→ **What to work on**
Count every line below in which "this" occurs, then give only the count.

→ **Information given**
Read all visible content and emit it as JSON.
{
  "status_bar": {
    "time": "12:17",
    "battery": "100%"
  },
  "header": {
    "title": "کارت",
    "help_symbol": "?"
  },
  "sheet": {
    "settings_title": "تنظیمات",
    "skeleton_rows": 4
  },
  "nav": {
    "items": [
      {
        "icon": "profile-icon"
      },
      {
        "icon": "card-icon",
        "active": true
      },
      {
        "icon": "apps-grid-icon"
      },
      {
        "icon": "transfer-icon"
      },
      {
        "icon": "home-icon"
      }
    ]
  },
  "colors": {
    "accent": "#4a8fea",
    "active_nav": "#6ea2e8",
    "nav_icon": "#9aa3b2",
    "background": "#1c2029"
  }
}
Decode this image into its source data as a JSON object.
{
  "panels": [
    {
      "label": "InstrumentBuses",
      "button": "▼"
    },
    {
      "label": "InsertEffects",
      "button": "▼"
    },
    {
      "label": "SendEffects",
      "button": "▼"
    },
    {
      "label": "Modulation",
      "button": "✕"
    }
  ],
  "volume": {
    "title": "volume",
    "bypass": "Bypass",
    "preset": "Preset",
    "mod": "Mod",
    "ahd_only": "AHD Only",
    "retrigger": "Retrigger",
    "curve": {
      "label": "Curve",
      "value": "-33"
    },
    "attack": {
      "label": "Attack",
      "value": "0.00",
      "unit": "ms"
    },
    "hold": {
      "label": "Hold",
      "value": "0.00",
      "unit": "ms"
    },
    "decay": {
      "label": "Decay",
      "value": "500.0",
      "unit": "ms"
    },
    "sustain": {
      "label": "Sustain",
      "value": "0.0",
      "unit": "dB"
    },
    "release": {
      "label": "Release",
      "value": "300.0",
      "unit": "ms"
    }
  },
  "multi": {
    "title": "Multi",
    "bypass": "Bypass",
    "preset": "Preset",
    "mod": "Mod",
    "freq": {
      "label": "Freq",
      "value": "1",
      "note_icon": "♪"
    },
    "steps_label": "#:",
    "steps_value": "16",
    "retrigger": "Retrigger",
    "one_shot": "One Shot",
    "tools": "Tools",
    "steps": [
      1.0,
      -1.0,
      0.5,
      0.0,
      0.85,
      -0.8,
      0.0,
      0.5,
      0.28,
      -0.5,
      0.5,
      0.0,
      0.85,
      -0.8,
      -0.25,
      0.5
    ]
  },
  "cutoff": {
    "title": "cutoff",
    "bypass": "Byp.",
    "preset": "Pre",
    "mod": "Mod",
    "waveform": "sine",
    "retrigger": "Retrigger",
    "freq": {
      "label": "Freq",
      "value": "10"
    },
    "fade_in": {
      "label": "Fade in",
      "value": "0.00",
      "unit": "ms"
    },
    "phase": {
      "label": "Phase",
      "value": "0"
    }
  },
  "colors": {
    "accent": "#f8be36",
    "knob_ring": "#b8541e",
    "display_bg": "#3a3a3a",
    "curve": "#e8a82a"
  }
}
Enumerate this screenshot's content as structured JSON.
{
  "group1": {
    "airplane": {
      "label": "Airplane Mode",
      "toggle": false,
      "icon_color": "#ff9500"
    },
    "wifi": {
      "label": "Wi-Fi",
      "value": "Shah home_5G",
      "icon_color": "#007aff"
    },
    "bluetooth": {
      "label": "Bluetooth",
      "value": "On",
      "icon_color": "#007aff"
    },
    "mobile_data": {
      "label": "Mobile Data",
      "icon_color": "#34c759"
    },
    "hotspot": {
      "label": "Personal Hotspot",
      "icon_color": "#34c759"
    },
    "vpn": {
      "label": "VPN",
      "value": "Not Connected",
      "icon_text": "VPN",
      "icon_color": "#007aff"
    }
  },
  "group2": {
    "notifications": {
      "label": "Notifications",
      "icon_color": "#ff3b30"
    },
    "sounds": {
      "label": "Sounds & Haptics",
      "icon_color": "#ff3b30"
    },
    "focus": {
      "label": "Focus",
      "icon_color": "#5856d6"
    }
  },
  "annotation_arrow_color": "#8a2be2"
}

→ **Written reply**
2